> **Task description**
Each entry below needs to be retyped exactly as given.

BEGIN

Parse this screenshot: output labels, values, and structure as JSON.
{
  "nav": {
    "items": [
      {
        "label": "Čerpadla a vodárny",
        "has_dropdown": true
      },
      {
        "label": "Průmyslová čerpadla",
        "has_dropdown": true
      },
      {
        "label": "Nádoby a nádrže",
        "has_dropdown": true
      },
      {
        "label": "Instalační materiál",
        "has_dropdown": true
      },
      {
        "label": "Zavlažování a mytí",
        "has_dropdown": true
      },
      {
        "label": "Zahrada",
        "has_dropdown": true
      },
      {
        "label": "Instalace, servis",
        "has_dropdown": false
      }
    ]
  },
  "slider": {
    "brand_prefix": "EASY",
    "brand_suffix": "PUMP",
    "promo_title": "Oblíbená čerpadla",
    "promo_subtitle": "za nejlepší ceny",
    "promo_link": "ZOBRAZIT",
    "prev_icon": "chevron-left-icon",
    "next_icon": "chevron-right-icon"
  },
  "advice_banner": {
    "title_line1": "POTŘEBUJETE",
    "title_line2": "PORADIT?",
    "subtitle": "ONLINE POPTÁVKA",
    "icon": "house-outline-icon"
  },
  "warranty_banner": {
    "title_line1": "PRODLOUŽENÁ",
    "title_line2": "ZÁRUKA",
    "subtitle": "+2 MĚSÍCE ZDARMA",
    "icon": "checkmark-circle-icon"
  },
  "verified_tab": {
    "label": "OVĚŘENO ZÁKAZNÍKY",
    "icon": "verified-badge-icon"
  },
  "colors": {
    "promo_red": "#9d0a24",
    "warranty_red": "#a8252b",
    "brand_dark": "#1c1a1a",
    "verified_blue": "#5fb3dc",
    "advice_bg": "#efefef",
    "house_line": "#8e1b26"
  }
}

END

> **Exercise response**
Parse this screenshot: output labels, values, and structure as JSON.
{
  "nav": {
    "items": [
      {
        "label": "Čerpadla a vodárny",
        "has_dropdown": true
      },
      {
        "label": "Průmyslová čerpadla",
        "has_dropdown": true
      },
      {
        "label": "Nádoby a nádrže",
        "has_dropdown": true
      },
      {
        "label": "Instalační materiál",
        "has_dropdown": true
      },
      {
        "label": "Zavlažování a mytí",
        "has_dropdown": true
      },
      {
        "label": "Zahrada",
        "has_dropdown": true
      },
      {
        "label": "Instalace, servis",
        "has_dropdown": false
      }
    ]
  },
  "slider": {
    "brand_prefix": "EASY",
    "brand_suffix": "PUMP",
    "promo_title": "Oblíbená čerpadla",
    "promo_subtitle": "za nejlepší ceny",
    "promo_link": "ZOBRAZIT",
    "prev_icon": "chevron-left-icon",
    "next_icon": "chevron-right-icon"
  },
  "advice_banner": {
    "title_line1": "POTŘEBUJETE",
    "title_line2": "PORADIT?",
    "subtitle": "ONLINE POPTÁVKA",
    "icon": "house-outline-icon"
  },
  "warranty_banner": {
    "title_line1": "PRODLOUŽENÁ",
    "title_line2": "ZÁRUKA",
    "subtitle": "+2 MĚSÍCE ZDARMA",
    "icon": "checkmark-circle-icon"
  },
  "verified_tab": {
    "label": "OVĚŘENO ZÁKAZNÍKY",
    "icon": "verified-badge-icon"
  },
  "colors": {
    "promo_red": "#9d0a24",
    "warranty_red": "#a8252b",
    "brand_dark": "#1c1a1a",
    "verified_blue": "#5fb3dc",
    "advice_bg": "#efefef",
    "house_line": "#8e1b26"
  }
}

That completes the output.